One of the upsides to being a nurse is that I can generally tell you WHY you feel a certain way. One of the downsides is that I can generally tell you WHY you feel a certain way, which is why I rarely mention my medical background to people who don't know me. After that one weird time on the train when someone wanted to show me their rash, I'm a little wary.
But you've got some weird symptoms going on, right? And maybe you're scared because you don't know what they mean and you're REALLY hoping you don't end up on an episode of House M.D. Here are some possible reasons for your your bizarre and inexplicable symptoms.
1) Your pee smells strange. There are a LOT of reasons why urine may smell different - the amount of liquid you've been drinking, the food you've ingested (coffee anyone?), or something more like a urinary tract infection. Easiest way to fix funky-smelling urine? Hydrate and see if the smell lessens. If it doesn't, check with your doctor.
2) Your legs cramp up weirdly at night. Mine do this a lot. Turns out? It's nothing serious - it's an electrolyte imbalance, meaning that you're dehydrated or lacking a certain mineral like potassium, calcium, or magnesium. Solution? Rub the cramp out, drink a big glass of water, and make sure you take a multivitamin.

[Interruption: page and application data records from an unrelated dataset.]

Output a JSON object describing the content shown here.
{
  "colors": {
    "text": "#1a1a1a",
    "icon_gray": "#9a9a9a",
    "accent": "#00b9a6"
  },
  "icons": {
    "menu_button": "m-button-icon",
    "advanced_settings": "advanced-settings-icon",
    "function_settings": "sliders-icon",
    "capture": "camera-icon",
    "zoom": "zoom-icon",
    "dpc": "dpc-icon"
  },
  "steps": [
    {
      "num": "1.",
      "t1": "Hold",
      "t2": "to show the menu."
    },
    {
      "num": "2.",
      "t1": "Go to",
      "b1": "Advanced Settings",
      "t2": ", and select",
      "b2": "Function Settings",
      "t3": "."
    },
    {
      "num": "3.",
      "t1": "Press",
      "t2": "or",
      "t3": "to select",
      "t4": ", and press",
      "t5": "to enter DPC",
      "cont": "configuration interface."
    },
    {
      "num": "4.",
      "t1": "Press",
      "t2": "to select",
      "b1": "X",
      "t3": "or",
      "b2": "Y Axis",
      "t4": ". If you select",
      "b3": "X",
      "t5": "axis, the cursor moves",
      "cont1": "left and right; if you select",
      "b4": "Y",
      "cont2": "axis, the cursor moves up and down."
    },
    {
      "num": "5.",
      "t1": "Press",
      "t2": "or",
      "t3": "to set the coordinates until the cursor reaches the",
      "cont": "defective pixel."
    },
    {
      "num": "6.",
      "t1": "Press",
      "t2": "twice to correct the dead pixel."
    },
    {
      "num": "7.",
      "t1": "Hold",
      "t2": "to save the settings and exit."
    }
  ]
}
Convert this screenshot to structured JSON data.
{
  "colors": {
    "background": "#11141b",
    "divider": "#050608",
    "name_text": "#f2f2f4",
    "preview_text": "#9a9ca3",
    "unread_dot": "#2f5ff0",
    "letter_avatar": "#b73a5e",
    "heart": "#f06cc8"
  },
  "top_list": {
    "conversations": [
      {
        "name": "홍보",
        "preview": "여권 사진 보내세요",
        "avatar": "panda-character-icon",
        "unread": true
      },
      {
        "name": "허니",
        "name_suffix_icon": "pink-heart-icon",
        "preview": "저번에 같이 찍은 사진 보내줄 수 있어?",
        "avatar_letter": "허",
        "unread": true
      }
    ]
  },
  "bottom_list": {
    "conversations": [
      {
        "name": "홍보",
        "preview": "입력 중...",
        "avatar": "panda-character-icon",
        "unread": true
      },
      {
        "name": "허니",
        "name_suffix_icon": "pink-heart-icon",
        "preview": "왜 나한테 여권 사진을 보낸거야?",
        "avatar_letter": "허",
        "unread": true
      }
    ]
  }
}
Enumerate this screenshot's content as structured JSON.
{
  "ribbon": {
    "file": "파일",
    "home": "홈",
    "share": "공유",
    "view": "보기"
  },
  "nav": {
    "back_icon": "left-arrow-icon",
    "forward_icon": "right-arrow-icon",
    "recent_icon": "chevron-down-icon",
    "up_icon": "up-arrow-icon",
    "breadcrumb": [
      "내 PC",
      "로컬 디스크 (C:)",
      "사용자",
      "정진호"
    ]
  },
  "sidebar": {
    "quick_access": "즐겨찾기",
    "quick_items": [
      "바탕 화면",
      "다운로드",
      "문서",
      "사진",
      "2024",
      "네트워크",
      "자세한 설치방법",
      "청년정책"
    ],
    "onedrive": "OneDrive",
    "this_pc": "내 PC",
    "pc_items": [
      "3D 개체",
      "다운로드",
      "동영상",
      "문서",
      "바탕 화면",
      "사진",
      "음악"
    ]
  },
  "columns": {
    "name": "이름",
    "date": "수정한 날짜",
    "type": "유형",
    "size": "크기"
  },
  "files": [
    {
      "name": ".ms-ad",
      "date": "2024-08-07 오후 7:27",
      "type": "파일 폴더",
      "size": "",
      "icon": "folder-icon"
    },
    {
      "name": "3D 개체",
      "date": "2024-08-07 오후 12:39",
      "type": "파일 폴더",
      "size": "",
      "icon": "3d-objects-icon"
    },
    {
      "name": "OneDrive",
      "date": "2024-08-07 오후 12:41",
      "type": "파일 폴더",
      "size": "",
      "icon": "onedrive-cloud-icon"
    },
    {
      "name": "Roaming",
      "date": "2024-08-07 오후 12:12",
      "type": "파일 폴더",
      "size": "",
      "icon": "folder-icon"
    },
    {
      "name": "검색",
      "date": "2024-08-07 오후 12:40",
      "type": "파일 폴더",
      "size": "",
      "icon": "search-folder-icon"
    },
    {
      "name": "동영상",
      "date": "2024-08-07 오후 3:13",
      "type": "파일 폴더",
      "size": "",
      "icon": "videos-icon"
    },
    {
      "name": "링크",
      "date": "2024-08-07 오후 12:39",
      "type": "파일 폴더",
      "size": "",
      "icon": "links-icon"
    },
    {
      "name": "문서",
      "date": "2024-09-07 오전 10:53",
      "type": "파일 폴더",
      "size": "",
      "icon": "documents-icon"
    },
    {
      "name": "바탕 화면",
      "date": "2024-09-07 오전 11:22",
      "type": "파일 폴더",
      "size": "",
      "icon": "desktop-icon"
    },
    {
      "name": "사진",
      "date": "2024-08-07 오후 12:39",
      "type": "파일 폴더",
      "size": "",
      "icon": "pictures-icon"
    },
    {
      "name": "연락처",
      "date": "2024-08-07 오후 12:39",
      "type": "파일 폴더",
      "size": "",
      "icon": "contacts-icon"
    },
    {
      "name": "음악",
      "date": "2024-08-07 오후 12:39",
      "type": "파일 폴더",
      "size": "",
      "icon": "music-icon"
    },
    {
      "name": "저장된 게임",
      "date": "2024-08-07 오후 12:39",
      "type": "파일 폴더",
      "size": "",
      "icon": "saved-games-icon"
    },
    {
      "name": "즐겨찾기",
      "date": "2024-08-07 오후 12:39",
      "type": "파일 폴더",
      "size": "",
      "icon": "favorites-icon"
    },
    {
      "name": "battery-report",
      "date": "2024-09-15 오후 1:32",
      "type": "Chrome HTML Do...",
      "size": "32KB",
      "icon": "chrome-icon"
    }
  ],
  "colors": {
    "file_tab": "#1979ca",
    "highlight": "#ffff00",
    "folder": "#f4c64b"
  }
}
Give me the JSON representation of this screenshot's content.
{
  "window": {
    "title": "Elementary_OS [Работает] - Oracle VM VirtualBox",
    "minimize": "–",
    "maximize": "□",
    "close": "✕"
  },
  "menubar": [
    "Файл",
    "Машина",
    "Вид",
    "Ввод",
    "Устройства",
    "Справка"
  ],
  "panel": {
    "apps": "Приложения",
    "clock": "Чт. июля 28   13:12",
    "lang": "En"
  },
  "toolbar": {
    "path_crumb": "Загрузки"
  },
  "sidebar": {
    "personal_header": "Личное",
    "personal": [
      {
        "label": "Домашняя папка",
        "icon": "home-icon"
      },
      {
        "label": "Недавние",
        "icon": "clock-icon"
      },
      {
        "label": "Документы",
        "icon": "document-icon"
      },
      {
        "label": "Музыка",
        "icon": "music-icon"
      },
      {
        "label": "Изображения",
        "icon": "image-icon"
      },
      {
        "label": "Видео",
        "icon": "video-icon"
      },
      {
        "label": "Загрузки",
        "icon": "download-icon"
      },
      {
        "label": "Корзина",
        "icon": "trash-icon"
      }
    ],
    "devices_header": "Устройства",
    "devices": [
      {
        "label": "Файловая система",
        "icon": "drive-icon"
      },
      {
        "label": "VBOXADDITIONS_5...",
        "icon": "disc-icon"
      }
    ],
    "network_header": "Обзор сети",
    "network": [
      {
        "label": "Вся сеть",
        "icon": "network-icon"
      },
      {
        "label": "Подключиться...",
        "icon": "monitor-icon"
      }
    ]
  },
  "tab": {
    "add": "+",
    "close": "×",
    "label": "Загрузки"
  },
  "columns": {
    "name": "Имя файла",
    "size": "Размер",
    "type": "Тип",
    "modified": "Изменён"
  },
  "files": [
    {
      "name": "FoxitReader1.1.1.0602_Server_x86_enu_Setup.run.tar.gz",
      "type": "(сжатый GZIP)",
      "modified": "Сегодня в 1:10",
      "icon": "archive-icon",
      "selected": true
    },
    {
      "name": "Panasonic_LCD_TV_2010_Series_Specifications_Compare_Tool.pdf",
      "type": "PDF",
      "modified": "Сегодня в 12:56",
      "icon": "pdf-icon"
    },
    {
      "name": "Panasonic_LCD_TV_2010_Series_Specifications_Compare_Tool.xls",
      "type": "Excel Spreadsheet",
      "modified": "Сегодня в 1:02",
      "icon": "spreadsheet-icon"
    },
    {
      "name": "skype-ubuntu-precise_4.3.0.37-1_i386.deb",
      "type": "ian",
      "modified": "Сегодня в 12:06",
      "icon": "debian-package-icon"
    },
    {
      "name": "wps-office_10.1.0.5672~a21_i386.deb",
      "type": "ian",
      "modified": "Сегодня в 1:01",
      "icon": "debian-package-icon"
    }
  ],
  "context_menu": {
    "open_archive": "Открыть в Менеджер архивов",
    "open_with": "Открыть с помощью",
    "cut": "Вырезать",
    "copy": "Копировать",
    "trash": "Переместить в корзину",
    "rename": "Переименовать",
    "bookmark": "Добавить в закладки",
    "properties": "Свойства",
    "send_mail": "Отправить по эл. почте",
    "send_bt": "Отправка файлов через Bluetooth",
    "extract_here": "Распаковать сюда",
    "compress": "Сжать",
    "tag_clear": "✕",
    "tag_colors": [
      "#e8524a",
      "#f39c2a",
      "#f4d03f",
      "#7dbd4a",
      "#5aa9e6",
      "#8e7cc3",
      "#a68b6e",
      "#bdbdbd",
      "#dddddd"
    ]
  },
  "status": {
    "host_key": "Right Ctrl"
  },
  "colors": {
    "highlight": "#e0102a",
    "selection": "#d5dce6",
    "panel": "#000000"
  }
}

3) Your body jerks you awake as you're falling asleep. This very odd symptom can really freak you out, unless you know what's going on and how harmless it is. These "sleep starts" are caused by misfiring of nerves while your body shifts from waking to sleeping. While it can scare you, these twitches are harmless, and last only a few seconds.
4) When you stand up from sitting or lying down, you feel dizzy and lightheaded. Generally, people with low blood pressure suffer from this condition, called "orthostatic hypotension," but it can also be caused by dehydration. The fix for this one is simple. Stand up slowly, and be extra careful when going from lying down to standing up. Also, to be on the safe side, drink a big ole glass of water.
5) You have white floaters in your eyes. Sometimes, when you're just minding your own business, you find that there are these tiny white specks floating through your line of vision for a couple of moments. While they're annoying, they're often just bits of tissue floating through the liquid inside of each eyeball. Luckily, the body will generally absorb them and they'll disappear on their own.
Have you experienced any of these bizarre symptoms? Do they alarm you?
Image via e-MagineArt/Flickr